During the spring semester of 2023, the Social and Cultural Geography research group led by Prof. Dr. Carolin Schurr held a bachelor’s seminar that shed light on the intimate geographies of borders from the perspective of feminist political geography.

“La Frontera,” the border between the USA and Mexico, stands for the social and economic differences between North and Latin America, migration flows, and the increasing securitization and militarization of the border since Trump took office. Thousands of people cross this border every year – many of them as refugees trying to escape war, violence, and precarity in their home countries. However, the border is also a revolving door for legal and illegal businesses, from maquiladoras and agricultural products to smuggling gangs, drug and arms trafficking, trafficking in women, and prostitution.

While the border between the USA and Mexico is at the center of media and (geo)political attention, political border demarcations, and their border areas also play a central role in people’s everyday lives at many other colonially drawn borders in Latin America.

In this seminar, we approached the geographies of the border in Latin America in four steps:

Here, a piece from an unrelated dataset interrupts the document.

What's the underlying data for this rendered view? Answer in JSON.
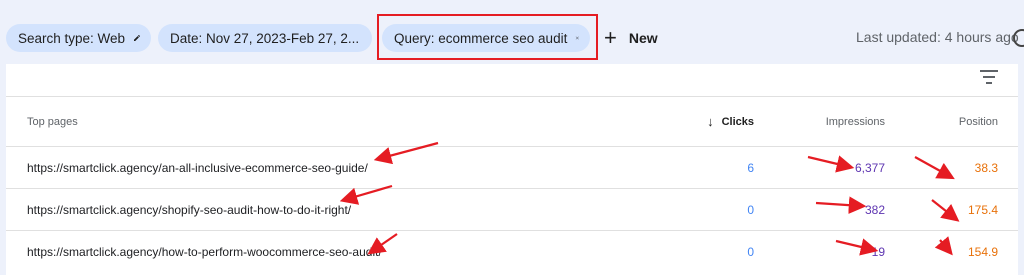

  1. What is a border? Introduction to the border as an object of research in (feminist) political geography
  2. How did borders develop in Latin America? Elaboration of the history and geographies of different borders in Latin America
  3. How do borders manifest themselves in the everyday and intimate lives of people in Latin America? Development of case studies according to students’ interests
  4. How can we c/artographically represent borders and critically reflect on the challenges of mapping them? Conception and development of a story map

 

On a methodological level, the course worked with story maps in which students researched quantitative and/or qualitative data for their own chosen case study and processed these together with the researched literature cartographically and visually. The students created either digital or analog story maps that show the multiscalar entanglements of borders with international politics, national legislation, and intimate experiences. In the following we present some selected storymaps.

 

 

 


 

The journey on “La Bestia” – An emotional cartography based on the Film “Which Way Home.”

Andri Buchli, Johanna Bühler, Nikolaj Endrich & Anatol Ledergerber

Download the complete document (in German)

 

 

 


 

Entanglements of intimacy and (im)mobility at the Haitian-Dominican Border – Traced through the case of Marie.

Elisa Probst, Sophia Schatz & Mia Slappnig

 

 

 


 

Making the complexity of border structures tangible through border art and geographical concepts

Anja von Matt, Sofia Kevic & Seraina Lerf